Our other main is lamb shoulder, quite a dense, brooding dish. The lamb is flavoursome, but not as giving and luscious as you might expect.
Despite the wait we had, Mezzalira still delivers well on the Italian experience, true to its heritage but with an eye for the finer end of Italian cuisine. And to the future, the plans are moving forward, a little boid tolds me, for renovations next year and a refocus on a simpler menu, more relaxed and where the talented chefs can throw caution to the wind. We're looking forward to this.
Address: Melbourne building, corner London Circuit and West Row, City
Phone: 6230 0025
Owners: Trimboli family
Chefs: Diego Arata and Pasquale Trimboli
Hours: Lunch Monday to Friday from noon, dinner Monday to Saturday from 6pm
Licensed: Yes, BYO wine only, corkage $15 a bottle
Vegetarian: Pasta, some entrees
To pay: All cards
Wheelchair access: Yes
Seats: 80 inside, plus a private room, 40 outside
Wine list: 4/4
Value for money: 2/4
Summary: Mezzalira has a firm place in the Canberra restaurant scene, still with beautiful seasonal Italian food and plenty of energy; we're looking forward to the promised refurb.

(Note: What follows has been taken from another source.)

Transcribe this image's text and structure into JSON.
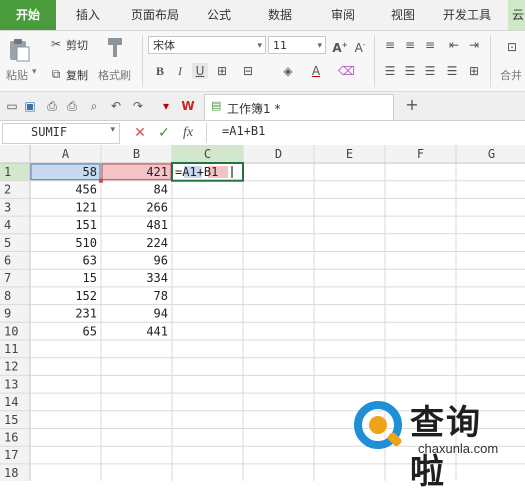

11 something went wrong. 12 not so great tonight. 13 fine for a cheap and cheerful, not so for a place that aspires to the top end. 14 good. 15 really good. 16 great, when can we move in. 17-20 brilliant. The stars are a quick reference to the key highs or lows. They do not relate directly to the score out of 20.